MILWAUKEE (CBS 58) -- The U.S. Food and Drug Administration authorized use of the Pfizer-BioNTech COVID-19 vaccine in teens 12 to 15 years old Monday. The U.S. Centers for Disease Control’s immunization practices committee is set to meet Wednesday to decide whether the agency will recommend use in that age group.
Wisconsin Department of Health Services data show 20-percent of the state’s population is under the age of 16, doctors say this authorization by the FDA only gets us one step closer to getting life back to normal.
“We have seen a little bit of decrease in demand for vaccinations, so perfect time to now add another large segment of the population into the group that could get vaccinated,” said Dr. Jeff Pothof, chief quality officer at UW Health.
Pfizer’s approved Emergency Use Authorization by the FDA for 12 to 15-year-old teens comes as Milwaukee County sees a decline in the seven-day average of first doses administered per day. According to the Milwaukee County COVID-19 Dashboard, by April 29, the seven-day average was 1,670 compared to 6,318 on March 25.
“If our kids can’t get vaccinated, they could be a group that this virus can continue to go back and forth and infect, so it really helps us in our strategy to get back to normal,” adds Dr. Pothof.
The CDC released a study Wednesday, May 5 predicting a sizeable decline in COVID-19 cases by July if robust vaccinations and public health measures continue. So far, 39-percent of Milwaukee County residents have received one dose.
On Monday, the World Health Organization said any decline is welcome, but continued vigilance is key.
“We have been here before,” said Dr. Tedros Adhanom Ghebreyesus, WHO director-general. "Over the past year, many countries have experienced a declining trend in cases and deaths, have relaxed public health and social measures too quickly and individuals have let down their guard, only for those hard-won gains to be lost.”
“Make no mistake, if we just decide to go back to normal right now with variants out there that are more contagious, things might not look so great in July,” Dr. Pothof says.
While expanding authorization to young teens is a step in the right direction, doctors say expanding vaccine access around the world will also be crucial to ending the pandemic.
“To end this pandemic, the only choice we have is cooperation,” adds Dr. Tedros Adhanom Ghebreyesus.
“If you’re only looking out for yourself, bad things can happen, and it’s the same thing with vaccinations,” Dr. Pothof said.
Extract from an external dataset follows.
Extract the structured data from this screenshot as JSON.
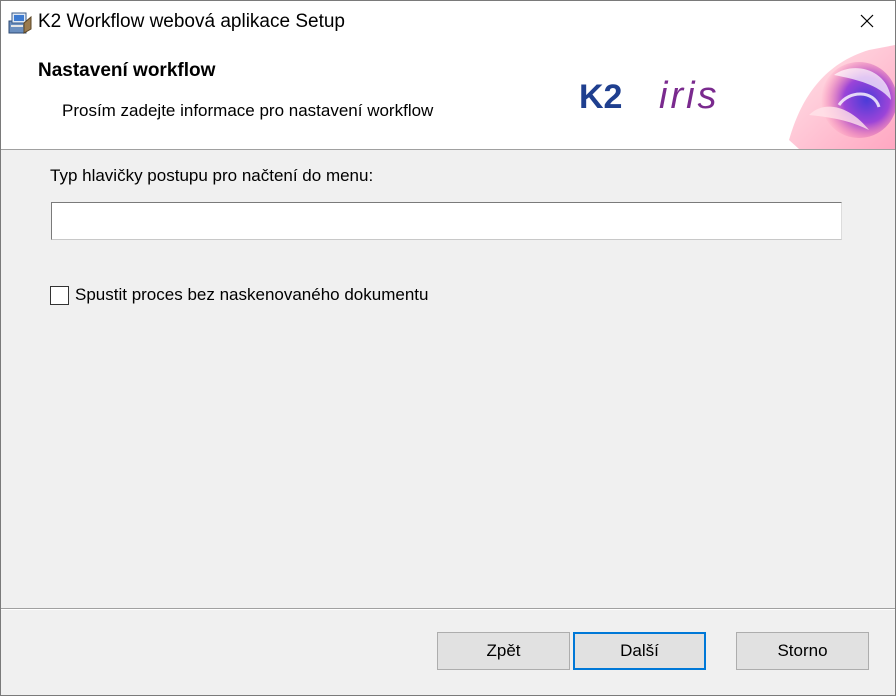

Dr. Pothof says he does not expect it to be hard for 12 to 15-year-old teens to find places to get a vaccine, and believes that age group will be able to get vaccinated relatively quickly.